#### [Task details]
For this exercise, copy each line of the records that contains the word "postgres".

*** Records for the exercise

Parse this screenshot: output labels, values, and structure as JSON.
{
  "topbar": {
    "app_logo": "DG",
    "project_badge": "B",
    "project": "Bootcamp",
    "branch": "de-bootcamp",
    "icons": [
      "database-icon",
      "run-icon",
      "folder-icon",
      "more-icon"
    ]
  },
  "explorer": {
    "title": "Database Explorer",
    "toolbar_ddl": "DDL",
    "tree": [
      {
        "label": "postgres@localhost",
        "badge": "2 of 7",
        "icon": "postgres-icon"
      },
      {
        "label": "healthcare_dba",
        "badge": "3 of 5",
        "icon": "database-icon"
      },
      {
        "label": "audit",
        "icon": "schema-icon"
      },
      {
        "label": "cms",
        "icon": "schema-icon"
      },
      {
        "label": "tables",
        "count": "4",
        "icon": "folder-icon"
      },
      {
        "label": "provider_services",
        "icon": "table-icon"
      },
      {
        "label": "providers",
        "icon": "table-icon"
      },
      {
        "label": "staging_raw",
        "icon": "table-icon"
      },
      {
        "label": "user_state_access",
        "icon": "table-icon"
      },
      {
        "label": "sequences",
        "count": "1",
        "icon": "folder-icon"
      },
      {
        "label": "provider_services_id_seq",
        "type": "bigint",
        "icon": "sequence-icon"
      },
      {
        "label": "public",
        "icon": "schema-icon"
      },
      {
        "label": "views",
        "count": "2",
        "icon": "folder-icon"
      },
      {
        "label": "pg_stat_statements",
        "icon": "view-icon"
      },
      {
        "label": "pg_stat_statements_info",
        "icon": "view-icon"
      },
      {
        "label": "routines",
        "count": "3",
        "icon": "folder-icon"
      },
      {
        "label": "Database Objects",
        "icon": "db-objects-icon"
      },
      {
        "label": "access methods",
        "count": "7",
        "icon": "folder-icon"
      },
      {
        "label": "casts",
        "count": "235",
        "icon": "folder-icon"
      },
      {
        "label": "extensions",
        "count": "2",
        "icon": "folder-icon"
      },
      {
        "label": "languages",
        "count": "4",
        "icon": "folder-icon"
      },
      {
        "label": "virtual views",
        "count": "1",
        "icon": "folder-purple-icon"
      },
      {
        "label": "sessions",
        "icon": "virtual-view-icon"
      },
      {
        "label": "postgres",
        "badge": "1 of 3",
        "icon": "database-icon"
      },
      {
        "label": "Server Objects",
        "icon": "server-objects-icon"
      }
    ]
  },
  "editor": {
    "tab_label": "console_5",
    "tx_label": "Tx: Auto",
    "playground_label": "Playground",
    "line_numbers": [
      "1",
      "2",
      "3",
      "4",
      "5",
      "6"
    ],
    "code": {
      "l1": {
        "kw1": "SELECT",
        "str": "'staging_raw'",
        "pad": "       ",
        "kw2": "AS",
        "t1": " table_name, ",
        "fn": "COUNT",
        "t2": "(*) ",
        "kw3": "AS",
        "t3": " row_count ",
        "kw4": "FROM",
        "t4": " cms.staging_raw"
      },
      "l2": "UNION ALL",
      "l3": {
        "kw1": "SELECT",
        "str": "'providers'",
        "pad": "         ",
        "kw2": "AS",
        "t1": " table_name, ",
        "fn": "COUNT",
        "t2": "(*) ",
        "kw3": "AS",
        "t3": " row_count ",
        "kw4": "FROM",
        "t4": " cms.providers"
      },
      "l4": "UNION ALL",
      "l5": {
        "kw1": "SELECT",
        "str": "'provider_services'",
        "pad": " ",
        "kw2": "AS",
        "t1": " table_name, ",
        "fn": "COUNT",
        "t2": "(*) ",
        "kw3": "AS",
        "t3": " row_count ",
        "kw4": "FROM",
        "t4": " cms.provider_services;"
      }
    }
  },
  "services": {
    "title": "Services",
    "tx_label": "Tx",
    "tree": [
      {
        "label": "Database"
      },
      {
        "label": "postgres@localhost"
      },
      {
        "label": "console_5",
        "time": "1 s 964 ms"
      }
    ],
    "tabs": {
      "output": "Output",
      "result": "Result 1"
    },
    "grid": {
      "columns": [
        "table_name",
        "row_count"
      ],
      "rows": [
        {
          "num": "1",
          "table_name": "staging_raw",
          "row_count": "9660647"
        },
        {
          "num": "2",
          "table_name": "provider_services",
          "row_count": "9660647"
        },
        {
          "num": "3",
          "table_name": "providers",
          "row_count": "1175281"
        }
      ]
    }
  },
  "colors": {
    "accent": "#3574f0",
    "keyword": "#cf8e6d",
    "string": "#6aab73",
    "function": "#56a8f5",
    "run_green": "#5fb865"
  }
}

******

#### [Exercise result]
        "label": "postgres@localhost",
        "icon": "postgres-icon"
        "label": "postgres",
        "label": "postgres@localhost"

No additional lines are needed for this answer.